◆ PROVIDED RECORDS ◆

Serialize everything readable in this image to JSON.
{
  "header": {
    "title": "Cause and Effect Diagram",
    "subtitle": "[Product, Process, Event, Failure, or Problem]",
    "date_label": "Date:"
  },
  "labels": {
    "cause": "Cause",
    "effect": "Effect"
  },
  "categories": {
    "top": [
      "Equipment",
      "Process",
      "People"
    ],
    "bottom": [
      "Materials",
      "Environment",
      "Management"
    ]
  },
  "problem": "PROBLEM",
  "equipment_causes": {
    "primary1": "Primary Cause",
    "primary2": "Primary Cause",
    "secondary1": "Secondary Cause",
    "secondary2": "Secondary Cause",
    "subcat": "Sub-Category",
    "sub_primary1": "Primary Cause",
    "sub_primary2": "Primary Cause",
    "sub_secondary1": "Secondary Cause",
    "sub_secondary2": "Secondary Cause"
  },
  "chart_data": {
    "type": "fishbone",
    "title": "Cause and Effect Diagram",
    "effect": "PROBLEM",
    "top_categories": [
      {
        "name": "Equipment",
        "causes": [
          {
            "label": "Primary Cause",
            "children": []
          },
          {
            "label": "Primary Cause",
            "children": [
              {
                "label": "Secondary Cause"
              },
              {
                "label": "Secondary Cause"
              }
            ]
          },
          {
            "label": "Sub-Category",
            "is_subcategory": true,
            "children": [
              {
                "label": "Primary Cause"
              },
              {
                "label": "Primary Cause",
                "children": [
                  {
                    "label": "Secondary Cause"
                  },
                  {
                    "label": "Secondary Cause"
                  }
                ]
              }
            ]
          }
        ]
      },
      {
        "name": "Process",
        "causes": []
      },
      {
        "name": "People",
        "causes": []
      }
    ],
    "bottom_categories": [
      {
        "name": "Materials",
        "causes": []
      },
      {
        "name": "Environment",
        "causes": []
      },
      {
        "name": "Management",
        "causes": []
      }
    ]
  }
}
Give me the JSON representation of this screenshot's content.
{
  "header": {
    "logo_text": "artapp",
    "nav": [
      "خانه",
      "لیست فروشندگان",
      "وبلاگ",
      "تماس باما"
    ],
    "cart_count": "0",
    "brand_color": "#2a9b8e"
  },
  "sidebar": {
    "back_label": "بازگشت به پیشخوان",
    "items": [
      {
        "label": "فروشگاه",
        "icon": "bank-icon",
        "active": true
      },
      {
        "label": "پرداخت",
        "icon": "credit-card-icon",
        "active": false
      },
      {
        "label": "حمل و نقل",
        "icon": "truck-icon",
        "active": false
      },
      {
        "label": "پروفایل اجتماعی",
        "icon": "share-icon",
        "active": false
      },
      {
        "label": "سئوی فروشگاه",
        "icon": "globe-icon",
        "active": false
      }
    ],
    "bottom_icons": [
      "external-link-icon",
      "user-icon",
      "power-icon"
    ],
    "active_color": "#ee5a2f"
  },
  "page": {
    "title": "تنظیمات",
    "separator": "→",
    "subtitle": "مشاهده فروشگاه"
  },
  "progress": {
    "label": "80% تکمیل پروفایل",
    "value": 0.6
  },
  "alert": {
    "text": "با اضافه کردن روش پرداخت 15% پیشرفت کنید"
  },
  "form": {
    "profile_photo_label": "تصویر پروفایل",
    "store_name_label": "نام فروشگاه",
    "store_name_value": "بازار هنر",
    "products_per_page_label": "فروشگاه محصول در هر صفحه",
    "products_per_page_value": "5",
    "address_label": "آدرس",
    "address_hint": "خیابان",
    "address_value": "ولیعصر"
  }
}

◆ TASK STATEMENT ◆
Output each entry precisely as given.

◆ FINISHED EXERCISE ◆
Serialize everything readable in this image to JSON.
{
  "header": {
    "title": "Cause and Effect Diagram",
    "subtitle": "[Product, Process, Event, Failure, or Problem]",
    "date_label": "Date:"
  },
  "labels": {
    "cause": "Cause",
    "effect": "Effect"
  },
  "categories": {
    "top": [
      "Equipment",
      "Process",
      "People"
    ],
    "bottom": [
      "Materials",
      "Environment",
      "Management"
    ]
  },
  "problem": "PROBLEM",
  "equipment_causes": {
    "primary1": "Primary Cause",
    "primary2": "Primary Cause",
    "secondary1": "Secondary Cause",
    "secondary2": "Secondary Cause",
    "subcat": "Sub-Category",
    "sub_primary1": "Primary Cause",
    "sub_primary2": "Primary Cause",
    "sub_secondary1": "Secondary Cause",
    "sub_secondary2": "Secondary Cause"
  },
  "chart_data": {
    "type": "fishbone",
    "title": "Cause and Effect Diagram",
    "effect": "PROBLEM",
    "top_categories": [
      {
        "name": "Equipment",
        "causes": [
          {
            "label": "Primary Cause",
            "children": []
          },
          {
            "label": "Primary Cause",
            "children": [
              {
                "label": "Secondary Cause"
              },
              {
                "label": "Secondary Cause"
              }
            ]
          },
          {
            "label": "Sub-Category",
            "is_subcategory": true,
            "children": [
              {
                "label": "Primary Cause"
              },
              {
                "label": "Primary Cause",
                "children": [
                  {
                    "label": "Secondary Cause"
                  },
                  {
                    "label": "Secondary Cause"
                  }
                ]
              }
            ]
          }
        ]
      },
      {
        "name": "Process",
        "causes": []
      },
      {
        "name": "People",
        "causes": []
      }
    ],
    "bottom_categories": [
      {
        "name": "Materials",
        "causes": []
      },
      {
        "name": "Environment",
        "causes": []
      },
      {
        "name": "Management",
        "causes": []
      }
    ]
  }
}
Give me the JSON representation of this screenshot's content.
{
  "header": {
    "logo_text": "artapp",
    "nav": [
      "خانه",
      "لیست فروشندگان",
      "وبلاگ",
      "تماس باما"
    ],
    "cart_count": "0",
    "brand_color": "#2a9b8e"
  },
  "sidebar": {
    "back_label": "بازگشت به پیشخوان",
    "items": [
      {
        "label": "فروشگاه",
        "icon": "bank-icon",
        "active": true
      },
      {
        "label": "پرداخت",
        "icon": "credit-card-icon",
        "active": false
      },
      {
        "label": "حمل و نقل",
        "icon": "truck-icon",
        "active": false
      },
      {
        "label": "پروفایل اجتماعی",
        "icon": "share-icon",
        "active": false
      },
      {
        "label": "سئوی فروشگاه",
        "icon": "globe-icon",
        "active": false
      }
    ],
    "bottom_icons": [
      "external-link-icon",
      "user-icon",
      "power-icon"
    ],
    "active_color": "#ee5a2f"
  },
  "page": {
    "title": "تنظیمات",
    "separator": "→",
    "subtitle": "مشاهده فروشگاه"
  },
  "progress": {
    "label": "80% تکمیل پروفایل",
    "value": 0.6
  },
  "alert": {
    "text": "با اضافه کردن روش پرداخت 15% پیشرفت کنید"
  },
  "form": {
    "profile_photo_label": "تصویر پروفایل",
    "store_name_label": "نام فروشگاه",
    "store_name_value": "بازار هنر",
    "products_per_page_label": "فروشگاه محصول در هر صفحه",
    "products_per_page_value": "5",
    "address_label": "آدرس",
    "address_hint": "خیابان",
    "address_value": "ولیعصر"
  }
}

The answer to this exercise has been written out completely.